The house steeped in history and brimming with poetry will appeal to history buffs as well as to poetry enthusiasts. Though the two eminent men were not contemporaries, the most interesting moments are when their stories entwine. IMG_1543The Longfellows made very few structural changes to the house as they took immense pride in its historical past and its connection to Washington. A marble bust of Washington placed near the staircase in the entry hallway by the couple honors the home’s distinguished history. The cozy study is the same room where Longfellow wrote his poetry and where Washington strategized to drive the British out of Boston. The elegant parlor used by Fanny Longfellow for her social gatherings is the very room where Martha and George Washington hosted a ‘Twelfth Night’ party to celebrate their 17th wedding anniversary. I had two moments that gave me the chills.

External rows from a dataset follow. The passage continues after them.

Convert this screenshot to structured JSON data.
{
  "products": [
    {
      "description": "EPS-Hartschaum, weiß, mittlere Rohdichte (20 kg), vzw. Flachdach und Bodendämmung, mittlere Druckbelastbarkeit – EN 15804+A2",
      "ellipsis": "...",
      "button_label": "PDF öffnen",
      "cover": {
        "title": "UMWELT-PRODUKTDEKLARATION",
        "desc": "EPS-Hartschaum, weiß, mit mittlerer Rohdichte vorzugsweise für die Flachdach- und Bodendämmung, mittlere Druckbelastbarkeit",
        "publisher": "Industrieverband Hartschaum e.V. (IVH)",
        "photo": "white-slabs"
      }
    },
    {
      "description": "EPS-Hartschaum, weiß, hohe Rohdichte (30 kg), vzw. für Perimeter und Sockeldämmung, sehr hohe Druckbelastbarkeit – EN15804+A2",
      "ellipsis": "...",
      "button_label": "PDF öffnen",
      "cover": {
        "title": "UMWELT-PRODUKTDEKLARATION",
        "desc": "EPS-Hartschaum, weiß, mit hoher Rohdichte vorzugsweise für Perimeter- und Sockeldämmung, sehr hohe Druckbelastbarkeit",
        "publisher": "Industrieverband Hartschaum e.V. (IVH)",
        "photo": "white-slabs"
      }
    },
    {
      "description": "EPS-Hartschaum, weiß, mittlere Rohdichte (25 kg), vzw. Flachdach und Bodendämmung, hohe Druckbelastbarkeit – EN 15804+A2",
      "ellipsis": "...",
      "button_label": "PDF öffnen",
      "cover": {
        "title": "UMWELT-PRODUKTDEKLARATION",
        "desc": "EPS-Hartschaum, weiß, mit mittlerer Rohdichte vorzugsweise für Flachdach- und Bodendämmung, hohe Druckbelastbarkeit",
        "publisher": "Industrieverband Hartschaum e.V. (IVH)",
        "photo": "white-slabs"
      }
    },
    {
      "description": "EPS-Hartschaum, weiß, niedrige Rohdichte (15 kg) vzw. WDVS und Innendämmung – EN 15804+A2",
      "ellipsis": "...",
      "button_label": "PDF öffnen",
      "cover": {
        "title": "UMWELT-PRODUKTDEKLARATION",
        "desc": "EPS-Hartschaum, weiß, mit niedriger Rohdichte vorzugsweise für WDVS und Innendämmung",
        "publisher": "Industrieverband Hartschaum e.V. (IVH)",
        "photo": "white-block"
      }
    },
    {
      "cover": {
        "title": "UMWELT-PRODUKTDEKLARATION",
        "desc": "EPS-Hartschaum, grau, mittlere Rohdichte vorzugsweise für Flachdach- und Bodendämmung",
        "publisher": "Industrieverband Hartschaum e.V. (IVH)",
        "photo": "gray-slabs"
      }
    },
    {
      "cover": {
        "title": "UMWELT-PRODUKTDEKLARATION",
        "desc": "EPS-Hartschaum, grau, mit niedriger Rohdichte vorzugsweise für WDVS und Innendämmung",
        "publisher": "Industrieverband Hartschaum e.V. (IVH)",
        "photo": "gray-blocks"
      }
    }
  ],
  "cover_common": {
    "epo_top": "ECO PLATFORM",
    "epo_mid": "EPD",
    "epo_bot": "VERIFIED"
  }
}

The first moment was IMG_1548when I stood near the marvelous staircase near the front door and the tour guide told us that we were standing in the very spot through which many famous people had entered the house. In the brief nine months that General Washington lived there before he became the first American President, he entertained visitors such as Benjamin Franklin, John Adams, John Hancock and other revolutionaries. Longfellow, in turn, received Oscar Wilde, Charles Dickens, Charles Sumner, Nathaniel Hawthorne, Ralph Waldo Emerson and William Makepeace Thackeray among other luminaries.

The second moment that sent a shudder of excitement down my spine was when I saw the lovely portrait of the Longfellows’ three daughters immortalized by the poet in ‘The Children’s Hour”, a beloved poem that I had memorized and recited during my school days:

I hear in the chamber above me
The patter of little feet
The sound of a door that is opened,
And voices soft and sweet.

From my study I see in the lamplight,
Descending the broad hall stair,
Grave Alice, and laughing Allegra,
And Edith with golden hair.

IMG_1537I could imagine the children running down the stairs “plotting and planning” to take their father by surprise, throwing their arms around him and smothering him with kisses, and, he in turn, promising to keep them enshrined in his heart forever. The house where the Longfellows raised their six children carries within its walls all the memories of an idyllic and blissful family life along with the painful memories of sickness, bouts of mental illness and tragedies like Fanny’s death in a fire accident. A grief-stricken Longfellow wrote “The Cross of Snow” while looking at his wife’s portrait eighteen years after her death:

Such is the cross I wear upon my breast
These eighteen years, through all the changing scenes
And seasons, changeless since the day she died.

It’s believed that Fanny Longfellow’s ghost still hovers around the home. Some people who have toured the house claim to have seen a strange apparition of a lady in white in the upstairs bedroom. Longfellow himself expressed this uncanny feeling in his “Haunted Houses”:

All houses wherein men have lived and died
Are haunted houses. Through the open doors
The harmless phantoms on their errands glide,
With feet that make no sound upon the floors.

We meet them at the door-way, on the stair,
Along the passages they come and go,
Impalpable impressions on the air,
A sense of something moving to and fro.

The spirits in the house “as silent as the pictures on the wall” still linger and imbue the property with their otherworldly presence. As I crossed the hallway to leave the house, I couldn’t shake off the feeling that grave Alice and laughing Allegra and Edith with golden hair might descend down the staircase any moment to greet me just as they had their Dad more than a century and a half ago.